### Problem details
In the material below, write out each line word for word and omit the pictures.

### Data supplied
· · · ·

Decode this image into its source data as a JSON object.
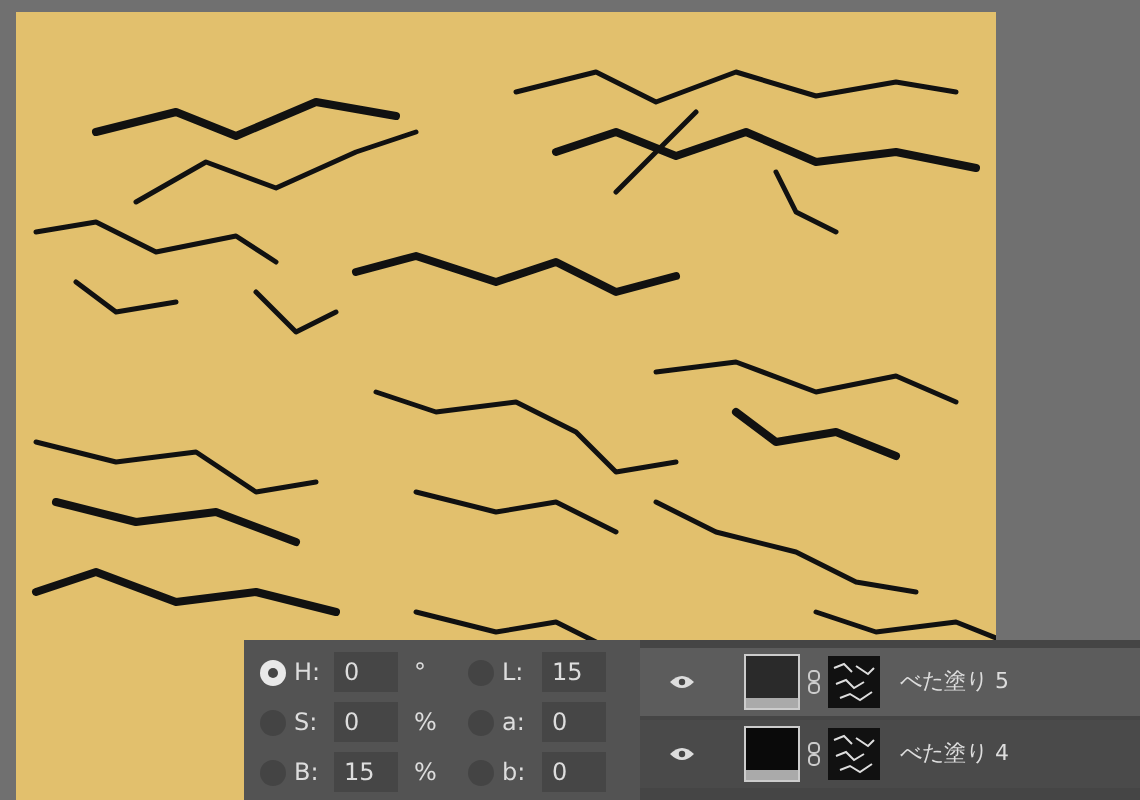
{
  "color_fields": {
    "hsb": [
      {
        "label": "H:",
        "value": "0",
        "unit": "°",
        "selected": true
      },
      {
        "label": "S:",
        "value": "0",
        "unit": "%",
        "selected": false
      },
      {
        "label": "B:",
        "value": "15",
        "unit": "%",
        "selected": false
      }
    ],
    "lab": [
      {
        "label": "L:",
        "value": "15",
        "selected": false
      },
      {
        "label": "a:",
        "value": "0",
        "selected": false
      },
      {
        "label": "b:",
        "value": "0",
        "selected": false
      }
    ]
  },
  "layers": [
    {
      "name": "べた塗り 5",
      "visible": true,
      "selected": true,
      "color": "#2a2a2a"
    },
    {
      "name": "べた塗り 4",
      "visible": true,
      "selected": false,
      "color": "#0a0a0a"
    }
  ]
}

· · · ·

### Task solution
Decode this image into its source data as a JSON object.
{
  "color_fields": {
    "hsb": [
      {
        "label": "H:",
        "value": "0",
        "unit": "°",
        "selected": true
      },
      {
        "label": "S:",
        "value": "0",
        "unit": "%",
        "selected": false
      },
      {
        "label": "B:",
        "value": "15",
        "unit": "%",
        "selected": false
      }
    ],
    "lab": [
      {
        "label": "L:",
        "value": "15",
        "selected": false
      },
      {
        "label": "a:",
        "value": "0",
        "selected": false
      },
      {
        "label": "b:",
        "value": "0",
        "selected": false
      }
    ]
  },
  "layers": [
    {
      "name": "べた塗り 5",
      "visible": true,
      "selected": true,
      "color": "#2a2a2a"
    },
    {
      "name": "べた塗り 4",
      "visible": true,
      "selected": false,
      "color": "#0a0a0a"
    }
  ]
}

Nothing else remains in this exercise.